If you're towing, is your caravan or trailer covered by your breakdown insurance? Find out the issues to consider and get the right policy.
A caravan can be a major investment, so taking it out on the open road can be a worry.
But much of the fun of owning a touring caravan comes through touring with it, so protecting your caravan with breakdown cover can help give you peace of mind that it will be towed or recovered along with your car.
Standard vehicle policies should offer you both roadside assistance and local recovery - all breakdown products you compare through Gocompare.com will have this minimum level of cover, and you can then consider additional features that may be appropriate to you.
Read more about the options in our breakdown insurance guides, then remember that - once you've chosen your type of cover - it's essential to check that your policy includes the towing of caravans or trailers. Here are some of the main things you should think about:
Providing your policy covers you for towing, you should receive assistance if mechanical difficulty hits the caravan, trailer, mobile tent or other such unit, as well as if the problem hits the towing vehicle.
Look out for a feature sometimes known as re-unite - guaranteeing that your main vehicle and the unit being towed will, after a breakdown, be brought back together when they're in working order
As ever, make sure you read your policy terms and conditions beforehand, though.
Different providers use different terminology to describe the levels of service they provide, so make sure that what you think you're buying is actually what you're getting.
You should check whether there are any weight or length restrictions on what is being towed, and to make sure that the unit will be recovered if it cannot be towed.
Also look out for a feature sometimes known as re-unite - guaranteeing that your main vehicle and the unit being towed will, after a breakdown, be brought back together when they're in working order.
If the problem is only with the towing vehicle, you'll want to know that you can get the unit being towed home and that there's provision for onward travel (see below).
If you're towing a caravan or trailer-tent, check whether your breakdown provider will assist you when you're actually on a campsite.
On top of the basics of roadside assistance and local recovery, you can build on your policy by adding different levels of cover. The main areas to consider are:
Home assistance offers protection in the event that your car won't start at home or within a quarter of a mile of your house. If you're towing a caravan or mobile trailer it's likely you're going on holiday, and home start could give you a helping hand if you fall at the first hurdle.

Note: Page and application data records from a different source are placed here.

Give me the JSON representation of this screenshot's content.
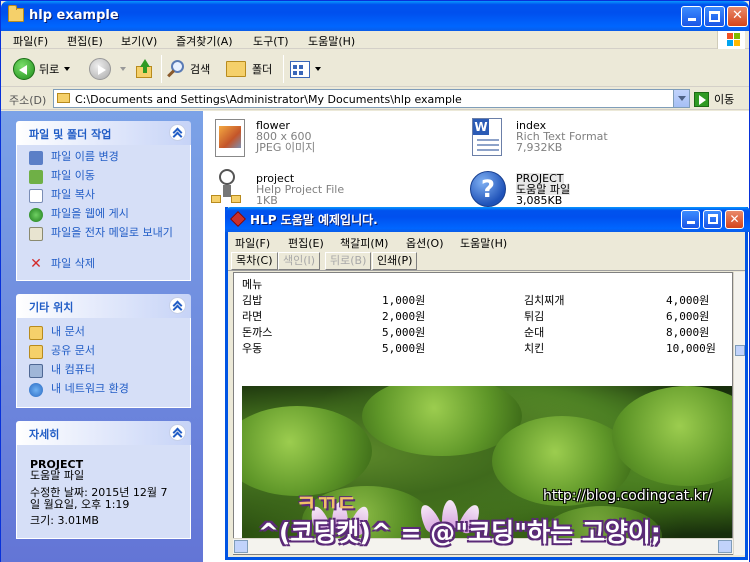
{
  "window": {
    "title": "hlp example",
    "menu": [
      "파일(F)",
      "편집(E)",
      "보기(V)",
      "즐겨찾기(A)",
      "도구(T)",
      "도움말(H)"
    ]
  },
  "toolbar": {
    "back_label": "뒤로",
    "search_label": "검색",
    "folders_label": "폴더"
  },
  "address": {
    "label": "주소(D)",
    "path": "C:\\Documents and Settings\\Administrator\\My Documents\\hlp example",
    "go_label": "이동"
  },
  "taskpane": {
    "file_tasks": {
      "title": "파일 및 폴더 작업",
      "items": [
        "파일 이름 변경",
        "파일 이동",
        "파일 복사",
        "파일을 웹에 게시",
        "파일을 전자 메일로 보내기",
        "파일 삭제"
      ]
    },
    "other_places": {
      "title": "기타 위치",
      "items": [
        "내 문서",
        "공유 문서",
        "내 컴퓨터",
        "내 네트워크 환경"
      ]
    },
    "details": {
      "title": "자세히",
      "name": "PROJECT",
      "type": "도움말 파일",
      "modified_1": "수정한 날짜: 2015년 12월 7",
      "modified_2": "일 월요일, 오후 1:19",
      "size": "크기: 3.01MB"
    }
  },
  "files": [
    {
      "name": "flower",
      "line2": "800 x 600",
      "line3": "JPEG 이미지",
      "icon": "jpeg-image-icon"
    },
    {
      "name": "index",
      "line2": "Rich Text Format",
      "line3": "7,932KB",
      "icon": "word-document-icon"
    },
    {
      "name": "project",
      "line2": "Help Project File",
      "line3": "1KB",
      "icon": "help-project-icon"
    },
    {
      "name": "PROJECT",
      "line2": "도움말 파일",
      "line3": "3,085KB",
      "icon": "help-file-icon"
    }
  ],
  "hlp": {
    "title": "HLP 도움말 예제입니다.",
    "menu": [
      "파일(F)",
      "편집(E)",
      "책갈피(M)",
      "옵션(O)",
      "도움말(H)"
    ],
    "buttons": [
      "목차(C)",
      "색인(I)",
      "뒤로(B)",
      "인쇄(P)"
    ],
    "heading": "메뉴",
    "rows": [
      [
        "김밥",
        "1,000원",
        "김치찌개",
        "4,000원"
      ],
      [
        "라면",
        "2,000원",
        "튀김",
        "6,000원"
      ],
      [
        "돈까스",
        "5,000원",
        "순대",
        "8,000원"
      ],
      [
        "우동",
        "5,000원",
        "치킨",
        "10,000원"
      ]
    ]
  },
  "watermark": {
    "small": "ㅋㄲㄷ",
    "url": "http://blog.codingcat.kr/",
    "line": "^(코딩캣)^ = @\"코딩\"하는 고양이;"
  }
}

National recovery will recover your car and, potentially, your caravan and return it to a garage of your choice if it can't be repaired at the roadside. Ensuring that your caravan will also be towed with your vehicle will prevent any nasty surprises, so check the terms and conditions of your policy.
Does your policy allow you to tow with a hire car, and will you be provided with an appropriate vehicle that has a tow bar?
If you're en route and your car can't be fixed, onward travel cover will give you another mode of transport so you can get to where you're going.
You'll be provided with a replacement hire car or reasonable onward travel expenses, and possibly overnight accommodation.
If you're towing you'll want to make sure that your policy allows you to tow with a hire car, and that you will be provided with an appropriate vehicle that has a tow bar.
Alternatively, you'll need to know that your caravan or other unit will be taken separately to your destination.
If you're on the way to your holiday destination and plan to continue with the trip, you'll also need to know that there's provision made to get your unit home at the end of your break if your broken-down vehicle cannot be repaired and returned to you in the meantime.
Taking your caravan across the Channel will mean thinking about European cover, which provides protection when driving on the continent.
Cover is typically available for trips of between 31 and 90 days a year.
Caravanning in Europe will mean knowing what your insurance requirements are in each country, as they tend to differ once you cross borders.
Tell your insurer before leaving so your cover can be triggered and let them know what countries you're visiting to ensure your insurance is valid in each.
European cover could be taken out for the year if you're planning several trips abroad, or single trip cover can be bought as a potentially cheaper option.
When towing abroad, you should reconsider all the areas previously mentioned and never assume that cover is offered for your destination country as well as for the UK.
For example, is recovery offered for both the vehicle and towed unit? Are the weight and length restrictions any different? Will your policy offer arrival-return cover, perhaps taking you to your holiday destination and returning you home afterwards?
Deciding whether to insure yourself or your vehicle depends on your driving habits and whether other members of your family drive your car.
If you're taking your caravan long distances and share the driving with a partner then vehicle cover may work for you, and it's typically the cheaper option.
If you're a member of a caravan club you may want to consider breakdown services recommended by it
If you want to drive other vehicles then personal cover may be more appropriate, but this tends to be more costly as an insurer won't know what cars you may drive.
We hope that you can find the appropriate breakdown cover through Gocompare.com, and we'd urge you to give our quick, clear and easy-to-use service a try.
If you're a member of a caravan club you may also want to consider breakdown services recommended by it. It's possible that your club will offer a discount, and you should find policies specifically catered for caravanners.
But why not shop around with us, too, to improve your chances of getting the right deal at the right price?